### WHAT NEEDS TO BE DONE
Go through the data and copy every line exactly, but not the images.
[EXTRACTED MATERIAL — start]
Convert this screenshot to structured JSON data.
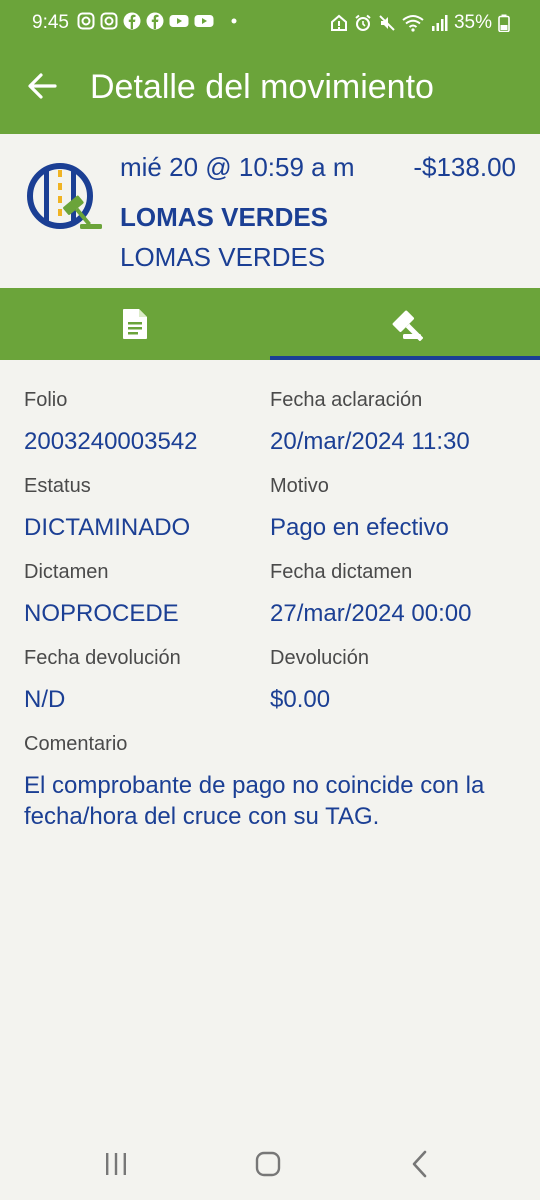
{
  "status_bar": {
    "time": "9:45",
    "battery": "35%",
    "left_icons": [
      "instagram-icon",
      "instagram-icon",
      "facebook-icon",
      "facebook-icon",
      "youtube-icon",
      "youtube-icon",
      "dot-icon"
    ],
    "right_icons": [
      "home-alert-icon",
      "alarm-icon",
      "mute-icon",
      "wifi-icon",
      "signal-icon",
      "battery-icon"
    ]
  },
  "app_bar": {
    "title": "Detalle del movimiento",
    "back_icon": "arrow-left-icon"
  },
  "movement": {
    "date": "mié 20 @ 10:59 a m",
    "amount": "-$138.00",
    "booth": "LOMAS VERDES",
    "location": "LOMAS VERDES",
    "icon": "toll-road-gavel-icon"
  },
  "tabs": [
    {
      "icon": "document-icon",
      "selected": false
    },
    {
      "icon": "gavel-icon",
      "selected": true
    }
  ],
  "details": {
    "folio_label": "Folio",
    "folio_value": "2003240003542",
    "fecha_aclaracion_label": "Fecha aclaración",
    "fecha_aclaracion_value": "20/mar/2024 11:30",
    "estatus_label": "Estatus",
    "estatus_value": "DICTAMINADO",
    "motivo_label": "Motivo",
    "motivo_value": "Pago en efectivo",
    "dictamen_label": "Dictamen",
    "dictamen_value": "NOPROCEDE",
    "fecha_dictamen_label": "Fecha dictamen",
    "fecha_dictamen_value": "27/mar/2024 00:00",
    "fecha_devolucion_label": "Fecha devolución",
    "fecha_devolucion_value": "N/D",
    "devolucion_label": "Devolución",
    "devolucion_value": "$0.00",
    "comentario_label": "Comentario",
    "comentario_value": "El comprobante de pago no coincide con la fecha/hora del cruce con su TAG."
  },
  "colors": {
    "primary_green": "#6ba43a",
    "text_blue": "#1b3f94",
    "background": "#f3f3ef"
  }
}
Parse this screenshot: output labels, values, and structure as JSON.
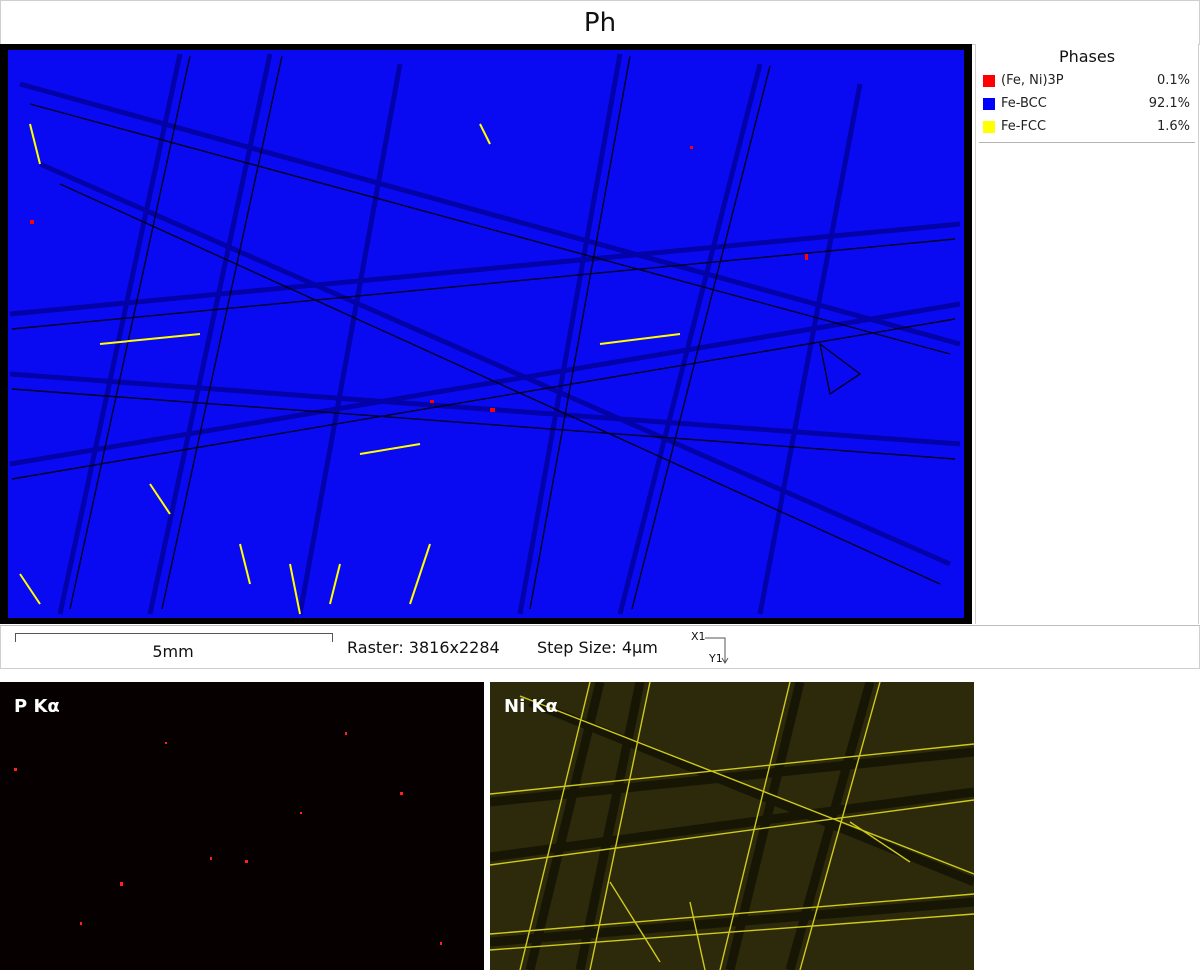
{
  "map_title": "Ph",
  "legend": {
    "heading": "Phases",
    "phases": [
      {
        "name": "(Fe, Ni)3P",
        "percent": "0.1%",
        "color": "#ff0000"
      },
      {
        "name": "Fe-BCC",
        "percent": "92.1%",
        "color": "#0000ff"
      },
      {
        "name": "Fe-FCC",
        "percent": "1.6%",
        "color": "#ffff00"
      }
    ]
  },
  "info": {
    "scale_label": "5mm",
    "raster": "Raster: 3816x2284",
    "step_size": "Step Size: 4µm",
    "axis_x": "X1",
    "axis_y": "Y1"
  },
  "eds_maps": [
    {
      "label": "P Kα",
      "color": "#ff1a1a"
    },
    {
      "label": "Ni Kα",
      "color": "#d6d21a"
    }
  ]
}
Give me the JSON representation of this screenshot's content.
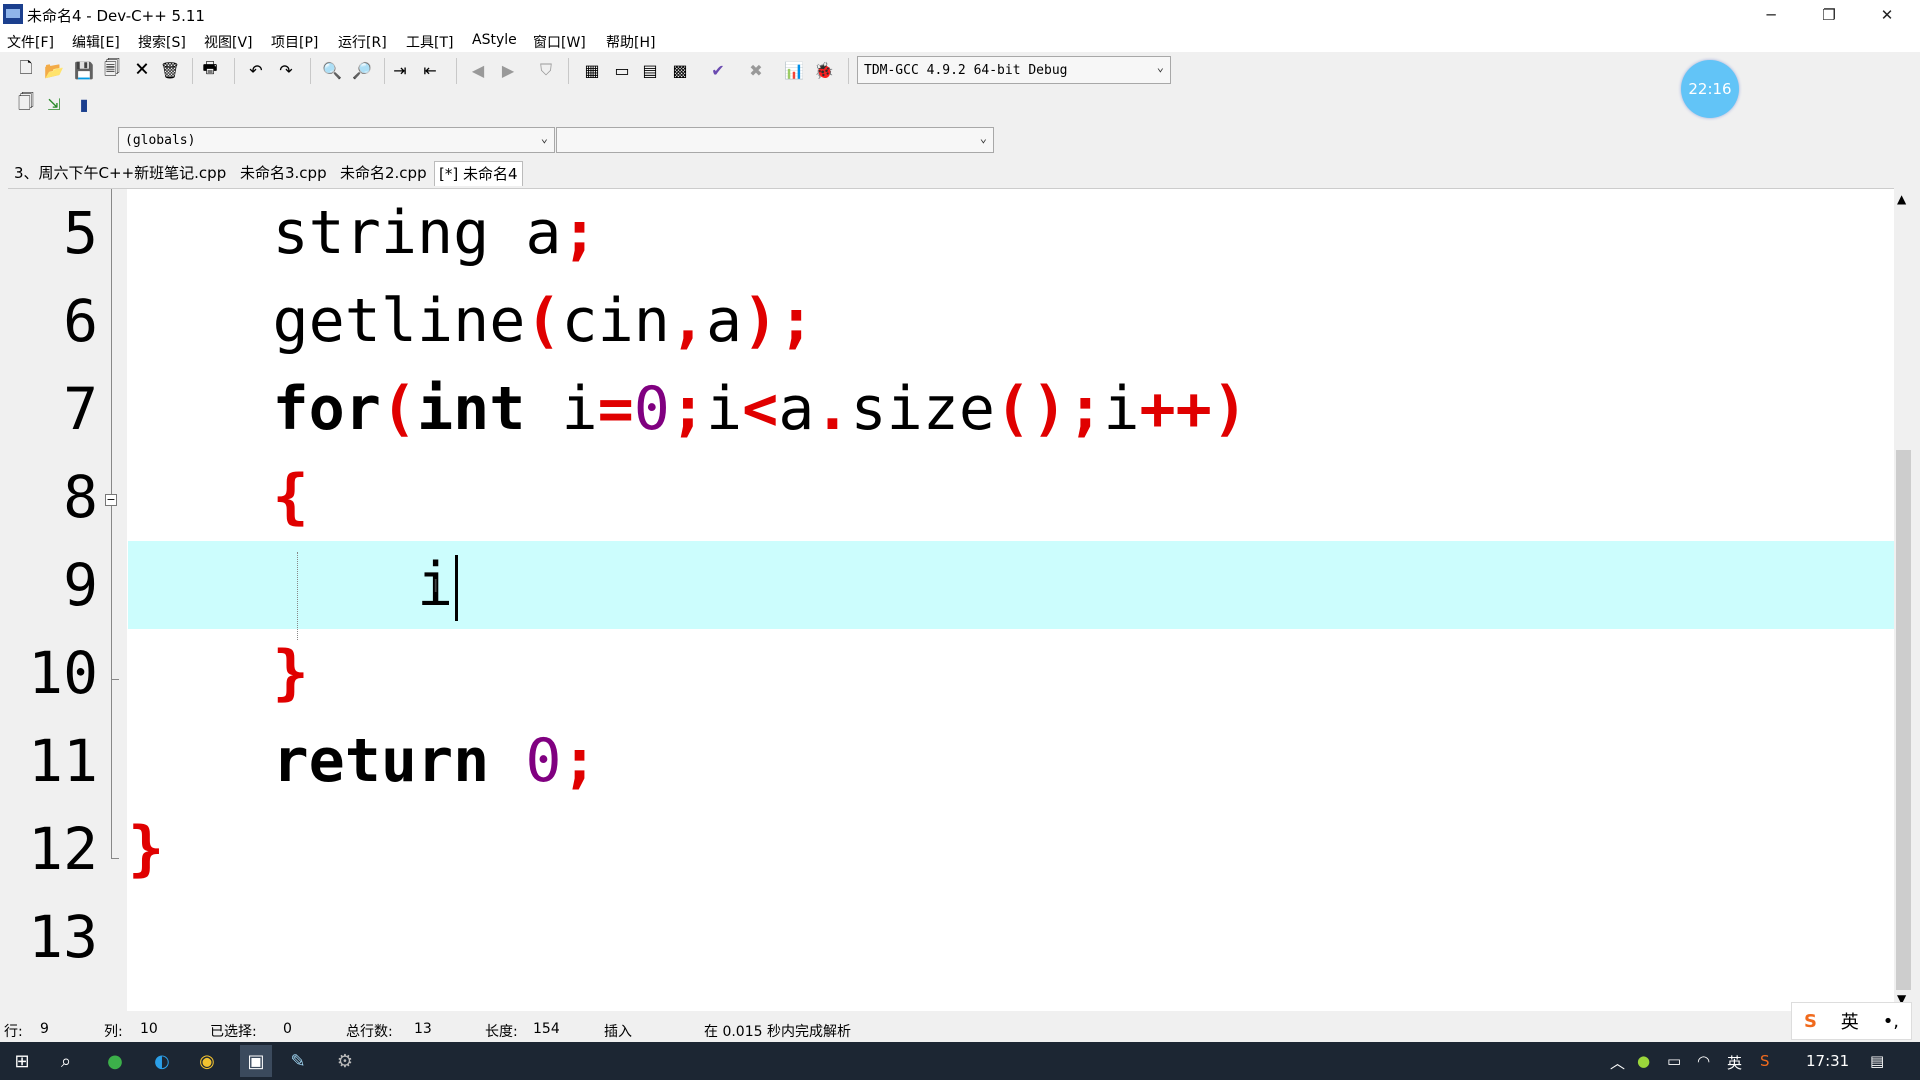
{
  "window": {
    "title": "未命名4 - Dev-C++ 5.11"
  },
  "menu": [
    "文件[F]",
    "编辑[E]",
    "搜索[S]",
    "视图[V]",
    "项目[P]",
    "运行[R]",
    "工具[T]",
    "AStyle",
    "窗口[W]",
    "帮助[H]"
  ],
  "toolbar": {
    "compiler_select": "TDM-GCC 4.9.2 64-bit Debug",
    "scope_select": "(globals)",
    "member_select": ""
  },
  "timer": {
    "value": "22:16"
  },
  "tabs": [
    {
      "label": "3、周六下午C++新班笔记.cpp"
    },
    {
      "label": "未命名3.cpp"
    },
    {
      "label": "未命名2.cpp"
    },
    {
      "label": "[*] 未命名4"
    }
  ],
  "editor": {
    "line_numbers": [
      "5",
      "6",
      "7",
      "8",
      "9",
      "10",
      "11",
      "12",
      "13"
    ],
    "current_line": "9",
    "lines": [
      {
        "tokens": [
          "string a",
          ";"
        ]
      },
      {
        "tokens": [
          "getline",
          "(",
          "cin",
          ",",
          "a",
          ")",
          ";"
        ]
      },
      {
        "tokens": [
          "for",
          "(",
          "int",
          " i",
          "=",
          "0",
          ";",
          "i",
          "<",
          "a",
          ".",
          "size",
          "()",
          ";",
          "i",
          "++",
          ")"
        ]
      },
      {
        "tokens": [
          "{"
        ]
      },
      {
        "tokens": [
          "i"
        ]
      },
      {
        "tokens": [
          "}"
        ]
      },
      {
        "tokens": [
          "return",
          " ",
          "0",
          ";"
        ]
      },
      {
        "tokens": [
          "}"
        ]
      }
    ]
  },
  "status": {
    "row_label": "行:",
    "row_value": "9",
    "col_label": "列:",
    "col_value": "10",
    "sel_label": "已选择:",
    "sel_value": "0",
    "lines_label": "总行数:",
    "lines_value": "13",
    "len_label": "长度:",
    "len_value": "154",
    "mode": "插入",
    "message": "在 0.015 秒内完成解析"
  },
  "ime": {
    "lang": "英"
  },
  "taskbar": {
    "clock": "17:31",
    "tray_lang": "英"
  },
  "colors": {
    "symbol": "#e00000",
    "number": "#800080",
    "current_line": "#ccfdfd",
    "timer": "#62c4f7"
  }
}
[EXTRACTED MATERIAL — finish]
### ANSWER TO THIS TASK
Convert this screenshot to structured JSON data.
{
  "status_bar": {
    "time": "9:45",
    "battery": "35%",
    "left_icons": [
      "instagram-icon",
      "instagram-icon",
      "facebook-icon",
      "facebook-icon",
      "youtube-icon",
      "youtube-icon",
      "dot-icon"
    ],
    "right_icons": [
      "home-alert-icon",
      "alarm-icon",
      "mute-icon",
      "wifi-icon",
      "signal-icon",
      "battery-icon"
    ]
  },
  "app_bar": {
    "title": "Detalle del movimiento",
    "back_icon": "arrow-left-icon"
  },
  "movement": {
    "date": "mié 20 @ 10:59 a m",
    "amount": "-$138.00",
    "booth": "LOMAS VERDES",
    "location": "LOMAS VERDES",
    "icon": "toll-road-gavel-icon"
  },
  "tabs": [
    {
      "icon": "document-icon",
      "selected": false
    },
    {
      "icon": "gavel-icon",
      "selected": true
    }
  ],
  "details": {
    "folio_label": "Folio",
    "folio_value": "2003240003542",
    "fecha_aclaracion_label": "Fecha aclaración",
    "fecha_aclaracion_value": "20/mar/2024 11:30",
    "estatus_label": "Estatus",
    "estatus_value": "DICTAMINADO",
    "motivo_label": "Motivo",
    "motivo_value": "Pago en efectivo",
    "dictamen_label": "Dictamen",
    "dictamen_value": "NOPROCEDE",
    "fecha_dictamen_label": "Fecha dictamen",
    "fecha_dictamen_value": "27/mar/2024 00:00",
    "fecha_devolucion_label": "Fecha devolución",
    "fecha_devolucion_value": "N/D",
    "devolucion_label": "Devolución",
    "devolucion_value": "$0.00",
    "comentario_label": "Comentario",
    "comentario_value": "El comprobante de pago no coincide con la fecha/hora del cruce con su TAG."
  },
  "colors": {
    "primary_green": "#6ba43a",
    "text_blue": "#1b3f94",
    "background": "#f3f3ef"
  }
}
Parse this screenshot: output labels, values, and structure as JSON.
{
  "map_title": "Ph",
  "legend": {
    "heading": "Phases",
    "phases": [
      {
        "name": "(Fe, Ni)3P",
        "percent": "0.1%",
        "color": "#ff0000"
      },
      {
        "name": "Fe-BCC",
        "percent": "92.1%",
        "color": "#0000ff"
      },
      {
        "name": "Fe-FCC",
        "percent": "1.6%",
        "color": "#ffff00"
      }
    ]
  },
  "info": {
    "scale_label": "5mm",
    "raster": "Raster: 3816x2284",
    "step_size": "Step Size: 4µm",
    "axis_x": "X1",
    "axis_y": "Y1"
  },
  "eds_maps": [
    {
      "label": "P Kα",
      "color": "#ff1a1a"
    },
    {
      "label": "Ni Kα",
      "color": "#d6d21a"
    }
  ]
}
Give me the JSON representation of this screenshot's content.
{
  "window": {
    "title": "未命名4 - Dev-C++ 5.11"
  },
  "menu": [
    "文件[F]",
    "编辑[E]",
    "搜索[S]",
    "视图[V]",
    "项目[P]",
    "运行[R]",
    "工具[T]",
    "AStyle",
    "窗口[W]",
    "帮助[H]"
  ],
  "toolbar": {
    "compiler_select": "TDM-GCC 4.9.2 64-bit Debug",
    "scope_select": "(globals)",
    "member_select": ""
  },
  "timer": {
    "value": "22:16"
  },
  "tabs": [
    {
      "label": "3、周六下午C++新班笔记.cpp"
    },
    {
      "label": "未命名3.cpp"
    },
    {
      "label": "未命名2.cpp"
    },
    {
      "label": "[*] 未命名4"
    }
  ],
  "editor": {
    "line_numbers": [
      "5",
      "6",
      "7",
      "8",
      "9",
      "10",
      "11",
      "12",
      "13"
    ],
    "current_line": "9",
    "lines": [
      {
        "tokens": [
          "string a",
          ";"
        ]
      },
      {
        "tokens": [
          "getline",
          "(",
          "cin",
          ",",
          "a",
          ")",
          ";"
        ]
      },
      {
        "tokens": [
          "for",
          "(",
          "int",
          " i",
          "=",
          "0",
          ";",
          "i",
          "<",
          "a",
          ".",
          "size",
          "()",
          ";",
          "i",
          "++",
          ")"
        ]
      },
      {
        "tokens": [
          "{"
        ]
      },
      {
        "tokens": [
          "i"
        ]
      },
      {
        "tokens": [
          "}"
        ]
      },
      {
        "tokens": [
          "return",
          " ",
          "0",
          ";"
        ]
      },
      {
        "tokens": [
          "}"
        ]
      }
    ]
  },
  "status": {
    "row_label": "行:",
    "row_value": "9",
    "col_label": "列:",
    "col_value": "10",
    "sel_label": "已选择:",
    "sel_value": "0",
    "lines_label": "总行数:",
    "lines_value": "13",
    "len_label": "长度:",
    "len_value": "154",
    "mode": "插入",
    "message": "在 0.015 秒内完成解析"
  },
  "ime": {
    "lang": "英"
  },
  "taskbar": {
    "clock": "17:31",
    "tray_lang": "英"
  },
  "colors": {
    "symbol": "#e00000",
    "number": "#800080",
    "current_line": "#ccfdfd",
    "timer": "#62c4f7"
  }
}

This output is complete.